What needs to be done:
Below are records; copy every line among them that contains the word "ShootPosition".

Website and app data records
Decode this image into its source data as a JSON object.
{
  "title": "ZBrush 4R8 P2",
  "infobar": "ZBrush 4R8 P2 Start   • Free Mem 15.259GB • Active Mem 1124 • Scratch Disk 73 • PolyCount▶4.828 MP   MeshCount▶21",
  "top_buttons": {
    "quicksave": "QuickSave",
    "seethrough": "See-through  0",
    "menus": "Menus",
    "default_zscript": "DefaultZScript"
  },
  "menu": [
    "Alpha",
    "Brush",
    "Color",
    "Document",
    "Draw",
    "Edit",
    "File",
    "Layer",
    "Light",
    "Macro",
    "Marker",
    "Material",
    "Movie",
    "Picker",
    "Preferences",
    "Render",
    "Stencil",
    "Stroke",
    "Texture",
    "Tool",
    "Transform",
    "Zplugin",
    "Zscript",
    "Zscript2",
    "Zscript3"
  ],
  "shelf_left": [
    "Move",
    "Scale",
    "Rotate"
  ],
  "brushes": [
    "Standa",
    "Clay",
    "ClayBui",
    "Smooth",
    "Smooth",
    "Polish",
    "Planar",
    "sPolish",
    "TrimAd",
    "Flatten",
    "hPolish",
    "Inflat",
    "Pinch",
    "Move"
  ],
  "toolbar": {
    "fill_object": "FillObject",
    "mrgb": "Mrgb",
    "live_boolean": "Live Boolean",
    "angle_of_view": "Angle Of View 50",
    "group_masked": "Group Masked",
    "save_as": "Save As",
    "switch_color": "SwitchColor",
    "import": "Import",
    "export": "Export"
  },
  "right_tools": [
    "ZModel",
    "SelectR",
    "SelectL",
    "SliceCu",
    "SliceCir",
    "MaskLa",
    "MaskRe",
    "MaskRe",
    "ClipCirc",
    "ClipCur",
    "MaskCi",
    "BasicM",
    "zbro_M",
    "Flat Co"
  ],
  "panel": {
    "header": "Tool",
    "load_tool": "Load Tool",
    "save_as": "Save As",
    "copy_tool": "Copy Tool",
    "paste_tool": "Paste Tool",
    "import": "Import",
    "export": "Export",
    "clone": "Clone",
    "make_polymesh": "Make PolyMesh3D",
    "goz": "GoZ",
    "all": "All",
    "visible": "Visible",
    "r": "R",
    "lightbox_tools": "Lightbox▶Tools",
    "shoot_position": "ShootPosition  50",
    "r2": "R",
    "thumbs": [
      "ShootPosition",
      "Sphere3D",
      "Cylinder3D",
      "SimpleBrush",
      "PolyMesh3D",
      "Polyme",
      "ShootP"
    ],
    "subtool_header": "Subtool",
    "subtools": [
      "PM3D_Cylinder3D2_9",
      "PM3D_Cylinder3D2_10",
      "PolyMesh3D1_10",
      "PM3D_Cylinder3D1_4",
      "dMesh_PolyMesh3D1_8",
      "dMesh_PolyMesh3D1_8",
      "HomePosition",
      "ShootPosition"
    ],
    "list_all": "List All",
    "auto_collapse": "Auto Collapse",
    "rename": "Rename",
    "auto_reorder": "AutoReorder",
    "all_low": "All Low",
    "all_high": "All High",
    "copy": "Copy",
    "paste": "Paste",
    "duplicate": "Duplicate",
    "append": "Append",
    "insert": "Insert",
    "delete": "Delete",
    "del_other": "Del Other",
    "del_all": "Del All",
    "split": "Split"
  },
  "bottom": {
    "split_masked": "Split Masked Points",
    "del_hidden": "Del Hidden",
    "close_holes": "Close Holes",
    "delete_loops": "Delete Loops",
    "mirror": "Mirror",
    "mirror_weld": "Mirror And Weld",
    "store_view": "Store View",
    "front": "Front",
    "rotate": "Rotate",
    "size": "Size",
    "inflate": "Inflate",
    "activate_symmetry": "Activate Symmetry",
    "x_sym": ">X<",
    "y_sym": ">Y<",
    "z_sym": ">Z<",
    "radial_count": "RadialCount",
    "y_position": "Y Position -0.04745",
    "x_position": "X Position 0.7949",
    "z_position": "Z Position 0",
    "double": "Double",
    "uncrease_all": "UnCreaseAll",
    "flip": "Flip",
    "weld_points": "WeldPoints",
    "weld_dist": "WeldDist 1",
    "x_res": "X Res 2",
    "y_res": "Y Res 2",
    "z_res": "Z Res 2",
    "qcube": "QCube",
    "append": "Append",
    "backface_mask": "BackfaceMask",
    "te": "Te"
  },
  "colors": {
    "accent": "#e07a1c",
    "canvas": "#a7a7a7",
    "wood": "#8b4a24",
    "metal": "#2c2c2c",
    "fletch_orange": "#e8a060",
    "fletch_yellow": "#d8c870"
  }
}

Exercise solution:
    "shoot_position": "ShootPosition  50",
      "ShootPosition",
      "ShootPosition"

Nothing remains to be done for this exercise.